While an employer may utilize any time-tracking method, it must ensure that its time records are accurate.
March 27, 2015
(press release: cdklawyers) // Dallas, Texas, United States // Keith Clouse Dallas employer lawyer Keith Clouse highlights a wage and hour trap concerning timekeeping. By law, an employer must keep track of all hours worked by employees who are not exempt from the Fair Labor Standard Act’s coverage. While an employer may utilize any time-tracking method, it must ensure that its time records are accurate.
This can be harder than it seems. For example, an employee may complete a time sheet by recording standard hours for each day (8:00 to 4:30). While it’s possible that an employee worked exactly those hours every day, it is far more likely that the employee reported for work five minutes past 8:00 one day or did not leave until 4:40 another day. Or, for example, an employer may count an employee’s working time from the moment she swipes her access card on arrival until the moment she swipes her access card on departure, with a set deduction for a lunch break. This system fails to properly account for a shorter lunch break due to work demands or for time the employee spends taking care of personal matters before starting her work day. Should an employer utilizing these methods be challenged in a lawsuit, the employer may have trouble proving that it paid an employee for all hours worked.
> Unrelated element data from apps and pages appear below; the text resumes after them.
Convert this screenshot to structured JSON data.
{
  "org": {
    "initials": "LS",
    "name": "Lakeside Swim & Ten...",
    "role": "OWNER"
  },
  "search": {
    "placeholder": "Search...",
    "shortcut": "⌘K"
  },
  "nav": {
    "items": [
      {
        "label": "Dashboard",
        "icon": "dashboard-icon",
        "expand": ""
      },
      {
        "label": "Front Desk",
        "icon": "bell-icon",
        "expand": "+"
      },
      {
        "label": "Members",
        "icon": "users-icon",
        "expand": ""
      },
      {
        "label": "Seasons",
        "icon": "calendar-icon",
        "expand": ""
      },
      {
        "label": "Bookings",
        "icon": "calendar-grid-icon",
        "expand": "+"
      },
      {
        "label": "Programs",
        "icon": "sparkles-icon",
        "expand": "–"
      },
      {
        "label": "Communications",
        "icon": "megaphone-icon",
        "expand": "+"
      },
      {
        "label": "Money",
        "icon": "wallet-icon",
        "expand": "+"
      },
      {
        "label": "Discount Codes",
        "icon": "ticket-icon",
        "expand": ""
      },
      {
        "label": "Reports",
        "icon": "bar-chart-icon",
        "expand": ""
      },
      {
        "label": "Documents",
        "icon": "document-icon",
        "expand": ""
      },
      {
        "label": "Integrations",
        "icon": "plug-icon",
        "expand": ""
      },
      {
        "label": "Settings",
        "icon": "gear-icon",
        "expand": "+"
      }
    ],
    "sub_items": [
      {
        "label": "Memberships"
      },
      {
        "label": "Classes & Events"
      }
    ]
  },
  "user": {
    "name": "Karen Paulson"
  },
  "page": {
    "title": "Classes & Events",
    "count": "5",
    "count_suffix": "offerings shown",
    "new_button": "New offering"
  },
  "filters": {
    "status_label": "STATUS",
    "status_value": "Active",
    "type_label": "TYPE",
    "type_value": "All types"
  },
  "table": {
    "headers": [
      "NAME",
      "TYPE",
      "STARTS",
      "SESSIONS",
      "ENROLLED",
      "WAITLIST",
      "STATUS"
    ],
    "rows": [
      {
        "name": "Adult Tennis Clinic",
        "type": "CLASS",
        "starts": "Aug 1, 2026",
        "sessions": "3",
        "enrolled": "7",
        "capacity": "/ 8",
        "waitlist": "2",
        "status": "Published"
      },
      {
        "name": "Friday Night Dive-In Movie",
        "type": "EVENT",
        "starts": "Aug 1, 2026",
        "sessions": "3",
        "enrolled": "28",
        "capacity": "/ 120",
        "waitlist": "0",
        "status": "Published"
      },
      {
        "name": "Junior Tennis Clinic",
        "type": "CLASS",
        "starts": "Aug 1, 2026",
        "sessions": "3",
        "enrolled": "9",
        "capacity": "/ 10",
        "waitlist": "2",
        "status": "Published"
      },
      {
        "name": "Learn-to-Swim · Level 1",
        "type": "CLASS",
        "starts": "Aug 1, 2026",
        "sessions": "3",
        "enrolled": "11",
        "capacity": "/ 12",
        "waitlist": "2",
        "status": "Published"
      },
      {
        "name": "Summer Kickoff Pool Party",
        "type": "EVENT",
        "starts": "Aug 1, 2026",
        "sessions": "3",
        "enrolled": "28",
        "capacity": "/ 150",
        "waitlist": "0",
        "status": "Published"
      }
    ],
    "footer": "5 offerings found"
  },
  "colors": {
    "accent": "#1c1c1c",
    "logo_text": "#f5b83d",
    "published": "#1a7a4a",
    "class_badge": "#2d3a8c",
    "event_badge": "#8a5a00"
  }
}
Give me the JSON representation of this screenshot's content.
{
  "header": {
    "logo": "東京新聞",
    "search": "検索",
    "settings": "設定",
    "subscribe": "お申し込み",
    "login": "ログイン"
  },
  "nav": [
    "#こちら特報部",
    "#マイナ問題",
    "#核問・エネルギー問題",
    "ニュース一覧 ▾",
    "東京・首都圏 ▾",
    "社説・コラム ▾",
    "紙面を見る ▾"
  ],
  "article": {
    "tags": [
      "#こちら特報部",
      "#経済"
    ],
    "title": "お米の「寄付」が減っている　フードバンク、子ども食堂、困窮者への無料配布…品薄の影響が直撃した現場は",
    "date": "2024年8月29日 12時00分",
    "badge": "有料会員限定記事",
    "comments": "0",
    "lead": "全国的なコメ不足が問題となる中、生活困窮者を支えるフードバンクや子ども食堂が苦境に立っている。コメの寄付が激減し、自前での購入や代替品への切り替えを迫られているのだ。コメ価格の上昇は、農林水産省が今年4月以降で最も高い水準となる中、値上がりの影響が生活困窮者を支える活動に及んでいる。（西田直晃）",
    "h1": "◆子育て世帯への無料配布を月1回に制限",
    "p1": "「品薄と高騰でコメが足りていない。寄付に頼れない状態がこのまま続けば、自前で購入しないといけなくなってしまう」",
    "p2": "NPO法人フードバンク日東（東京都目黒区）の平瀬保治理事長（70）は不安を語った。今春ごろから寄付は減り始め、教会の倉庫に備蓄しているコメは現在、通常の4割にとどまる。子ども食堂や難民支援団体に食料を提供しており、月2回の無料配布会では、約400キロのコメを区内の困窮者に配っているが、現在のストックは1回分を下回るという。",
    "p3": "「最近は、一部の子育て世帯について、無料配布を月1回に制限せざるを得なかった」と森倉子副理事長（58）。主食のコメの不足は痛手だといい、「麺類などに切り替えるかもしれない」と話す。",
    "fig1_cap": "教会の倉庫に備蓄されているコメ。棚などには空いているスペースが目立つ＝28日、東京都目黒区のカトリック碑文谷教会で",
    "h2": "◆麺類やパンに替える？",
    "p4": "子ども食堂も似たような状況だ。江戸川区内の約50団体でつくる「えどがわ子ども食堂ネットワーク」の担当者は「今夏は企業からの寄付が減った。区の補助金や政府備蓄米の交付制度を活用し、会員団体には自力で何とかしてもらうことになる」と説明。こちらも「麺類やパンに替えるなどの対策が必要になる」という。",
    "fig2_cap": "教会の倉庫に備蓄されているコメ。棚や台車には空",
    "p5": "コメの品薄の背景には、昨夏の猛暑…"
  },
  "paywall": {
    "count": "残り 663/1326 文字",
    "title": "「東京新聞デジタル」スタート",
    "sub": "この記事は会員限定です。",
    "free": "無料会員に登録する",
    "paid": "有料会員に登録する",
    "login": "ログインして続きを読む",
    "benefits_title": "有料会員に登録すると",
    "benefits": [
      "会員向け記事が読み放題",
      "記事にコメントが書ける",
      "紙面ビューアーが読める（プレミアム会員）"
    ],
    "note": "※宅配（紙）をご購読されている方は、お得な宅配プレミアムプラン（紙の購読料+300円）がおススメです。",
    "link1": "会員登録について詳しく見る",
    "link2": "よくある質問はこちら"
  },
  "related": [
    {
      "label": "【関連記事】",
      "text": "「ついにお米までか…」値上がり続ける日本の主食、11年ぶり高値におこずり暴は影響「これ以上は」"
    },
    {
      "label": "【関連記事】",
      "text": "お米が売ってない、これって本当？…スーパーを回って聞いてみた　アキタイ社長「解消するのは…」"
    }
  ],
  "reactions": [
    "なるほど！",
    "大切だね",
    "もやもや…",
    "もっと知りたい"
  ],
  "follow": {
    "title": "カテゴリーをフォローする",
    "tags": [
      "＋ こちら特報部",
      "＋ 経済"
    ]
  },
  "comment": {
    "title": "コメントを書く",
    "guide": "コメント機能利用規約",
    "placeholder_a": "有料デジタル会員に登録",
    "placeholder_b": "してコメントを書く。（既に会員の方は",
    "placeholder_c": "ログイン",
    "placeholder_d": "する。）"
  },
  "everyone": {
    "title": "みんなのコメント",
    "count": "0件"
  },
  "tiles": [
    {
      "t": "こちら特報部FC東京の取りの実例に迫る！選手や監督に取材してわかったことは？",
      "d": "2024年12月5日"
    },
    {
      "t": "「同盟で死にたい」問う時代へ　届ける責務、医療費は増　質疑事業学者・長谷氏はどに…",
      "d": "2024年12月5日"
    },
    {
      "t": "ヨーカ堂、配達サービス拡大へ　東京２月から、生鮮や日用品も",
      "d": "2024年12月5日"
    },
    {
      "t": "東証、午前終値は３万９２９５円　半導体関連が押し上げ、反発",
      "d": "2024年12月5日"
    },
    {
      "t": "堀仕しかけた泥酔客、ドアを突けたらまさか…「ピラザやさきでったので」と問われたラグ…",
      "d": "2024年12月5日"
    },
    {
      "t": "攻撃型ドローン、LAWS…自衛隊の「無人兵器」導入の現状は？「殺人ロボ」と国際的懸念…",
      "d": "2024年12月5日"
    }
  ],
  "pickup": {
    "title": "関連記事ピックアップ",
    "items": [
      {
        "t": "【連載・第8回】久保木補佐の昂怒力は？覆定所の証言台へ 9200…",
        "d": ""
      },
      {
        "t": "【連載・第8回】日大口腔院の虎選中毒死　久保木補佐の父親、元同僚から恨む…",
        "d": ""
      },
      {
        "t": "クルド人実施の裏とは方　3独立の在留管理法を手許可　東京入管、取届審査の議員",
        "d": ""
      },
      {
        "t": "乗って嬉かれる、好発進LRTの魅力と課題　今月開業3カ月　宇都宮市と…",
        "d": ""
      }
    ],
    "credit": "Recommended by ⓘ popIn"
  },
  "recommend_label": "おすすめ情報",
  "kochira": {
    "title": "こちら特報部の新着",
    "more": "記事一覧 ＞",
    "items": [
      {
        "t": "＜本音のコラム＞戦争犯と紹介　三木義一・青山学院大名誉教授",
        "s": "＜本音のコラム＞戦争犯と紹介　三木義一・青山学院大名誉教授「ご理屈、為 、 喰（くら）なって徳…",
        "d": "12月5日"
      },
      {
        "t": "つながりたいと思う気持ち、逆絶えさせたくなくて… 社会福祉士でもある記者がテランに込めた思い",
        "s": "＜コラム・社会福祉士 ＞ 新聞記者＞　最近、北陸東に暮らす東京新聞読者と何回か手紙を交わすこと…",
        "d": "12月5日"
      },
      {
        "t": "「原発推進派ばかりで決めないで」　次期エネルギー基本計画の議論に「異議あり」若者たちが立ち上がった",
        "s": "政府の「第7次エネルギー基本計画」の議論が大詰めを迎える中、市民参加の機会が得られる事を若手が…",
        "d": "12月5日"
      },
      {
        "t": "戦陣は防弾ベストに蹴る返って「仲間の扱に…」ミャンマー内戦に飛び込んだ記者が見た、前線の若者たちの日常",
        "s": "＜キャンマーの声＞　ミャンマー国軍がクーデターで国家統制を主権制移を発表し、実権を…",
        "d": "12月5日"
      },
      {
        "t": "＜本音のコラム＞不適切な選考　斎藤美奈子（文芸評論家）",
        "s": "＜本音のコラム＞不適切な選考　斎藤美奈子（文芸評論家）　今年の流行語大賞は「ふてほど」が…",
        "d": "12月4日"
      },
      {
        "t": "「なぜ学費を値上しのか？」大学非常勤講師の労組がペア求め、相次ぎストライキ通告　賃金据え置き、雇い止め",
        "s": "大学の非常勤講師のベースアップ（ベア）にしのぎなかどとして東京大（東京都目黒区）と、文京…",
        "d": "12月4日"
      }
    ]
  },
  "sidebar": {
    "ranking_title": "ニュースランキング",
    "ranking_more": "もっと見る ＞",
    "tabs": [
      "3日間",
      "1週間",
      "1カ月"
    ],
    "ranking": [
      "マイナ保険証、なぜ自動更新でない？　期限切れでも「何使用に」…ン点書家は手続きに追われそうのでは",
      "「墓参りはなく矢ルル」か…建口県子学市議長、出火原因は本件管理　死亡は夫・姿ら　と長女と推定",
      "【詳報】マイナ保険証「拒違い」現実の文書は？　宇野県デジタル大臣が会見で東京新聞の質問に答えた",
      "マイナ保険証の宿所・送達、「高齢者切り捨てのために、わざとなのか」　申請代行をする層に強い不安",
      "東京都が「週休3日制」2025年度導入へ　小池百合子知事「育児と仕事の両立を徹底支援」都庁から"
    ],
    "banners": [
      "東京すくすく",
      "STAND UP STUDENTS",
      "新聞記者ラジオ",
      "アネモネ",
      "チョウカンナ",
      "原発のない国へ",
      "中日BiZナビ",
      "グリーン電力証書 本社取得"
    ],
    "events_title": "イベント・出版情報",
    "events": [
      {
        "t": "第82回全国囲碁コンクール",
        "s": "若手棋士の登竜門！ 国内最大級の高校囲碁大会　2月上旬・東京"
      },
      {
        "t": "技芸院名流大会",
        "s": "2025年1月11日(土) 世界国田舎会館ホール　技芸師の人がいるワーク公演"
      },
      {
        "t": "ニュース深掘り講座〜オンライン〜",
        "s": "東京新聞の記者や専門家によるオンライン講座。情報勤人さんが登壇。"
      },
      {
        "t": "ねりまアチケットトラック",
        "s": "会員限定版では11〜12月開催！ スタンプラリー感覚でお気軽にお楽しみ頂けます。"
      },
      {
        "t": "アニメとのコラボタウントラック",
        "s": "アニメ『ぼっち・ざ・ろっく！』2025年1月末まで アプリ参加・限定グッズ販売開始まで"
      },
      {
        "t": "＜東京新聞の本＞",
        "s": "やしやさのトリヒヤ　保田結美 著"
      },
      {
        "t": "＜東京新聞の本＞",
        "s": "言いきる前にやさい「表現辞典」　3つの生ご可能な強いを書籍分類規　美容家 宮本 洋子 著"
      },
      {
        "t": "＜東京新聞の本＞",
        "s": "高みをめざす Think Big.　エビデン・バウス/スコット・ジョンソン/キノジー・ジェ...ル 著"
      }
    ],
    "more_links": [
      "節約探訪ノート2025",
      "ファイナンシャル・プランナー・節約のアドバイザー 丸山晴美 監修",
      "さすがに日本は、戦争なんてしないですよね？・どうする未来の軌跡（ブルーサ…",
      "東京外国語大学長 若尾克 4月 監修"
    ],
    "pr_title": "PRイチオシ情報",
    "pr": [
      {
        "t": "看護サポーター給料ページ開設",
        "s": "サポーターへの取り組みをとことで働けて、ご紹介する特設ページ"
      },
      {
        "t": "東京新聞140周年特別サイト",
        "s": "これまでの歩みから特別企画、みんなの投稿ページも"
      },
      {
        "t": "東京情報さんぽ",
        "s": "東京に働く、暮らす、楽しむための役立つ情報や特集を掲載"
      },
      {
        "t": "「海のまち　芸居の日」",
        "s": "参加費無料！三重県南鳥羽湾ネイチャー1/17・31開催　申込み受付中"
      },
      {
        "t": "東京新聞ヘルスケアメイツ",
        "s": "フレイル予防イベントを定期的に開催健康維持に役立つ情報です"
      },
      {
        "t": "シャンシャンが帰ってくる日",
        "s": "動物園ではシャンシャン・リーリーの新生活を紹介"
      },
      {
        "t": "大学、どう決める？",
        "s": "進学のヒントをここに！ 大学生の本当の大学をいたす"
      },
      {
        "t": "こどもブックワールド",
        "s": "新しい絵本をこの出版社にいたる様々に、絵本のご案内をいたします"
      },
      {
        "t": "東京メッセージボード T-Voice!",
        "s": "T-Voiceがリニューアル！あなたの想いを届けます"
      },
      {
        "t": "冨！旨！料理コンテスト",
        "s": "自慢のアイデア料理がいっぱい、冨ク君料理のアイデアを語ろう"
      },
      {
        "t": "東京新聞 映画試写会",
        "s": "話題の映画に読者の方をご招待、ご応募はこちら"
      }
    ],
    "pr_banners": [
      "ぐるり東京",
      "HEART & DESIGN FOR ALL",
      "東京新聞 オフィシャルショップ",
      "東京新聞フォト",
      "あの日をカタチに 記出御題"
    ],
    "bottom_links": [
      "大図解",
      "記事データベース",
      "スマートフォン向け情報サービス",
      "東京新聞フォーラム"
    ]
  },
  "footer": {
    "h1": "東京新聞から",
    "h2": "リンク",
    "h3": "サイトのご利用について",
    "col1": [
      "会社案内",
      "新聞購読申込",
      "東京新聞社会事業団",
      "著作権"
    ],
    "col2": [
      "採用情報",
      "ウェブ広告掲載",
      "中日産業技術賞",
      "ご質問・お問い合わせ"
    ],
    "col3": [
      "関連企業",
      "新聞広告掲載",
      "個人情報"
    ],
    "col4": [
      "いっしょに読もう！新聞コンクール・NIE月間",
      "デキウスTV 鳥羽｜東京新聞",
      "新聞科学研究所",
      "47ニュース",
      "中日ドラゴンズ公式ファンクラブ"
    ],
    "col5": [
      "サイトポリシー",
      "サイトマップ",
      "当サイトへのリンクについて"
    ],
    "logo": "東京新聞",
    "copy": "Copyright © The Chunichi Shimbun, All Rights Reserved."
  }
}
For these reasons, an employer should examine its timekeeping system and tweak it if necessary. This article is presented by the Dallas employment attorneys at Clouse Dunn LLP. To speak to an employment law attorney, send an email to email@example.com or call (214) 239-2705.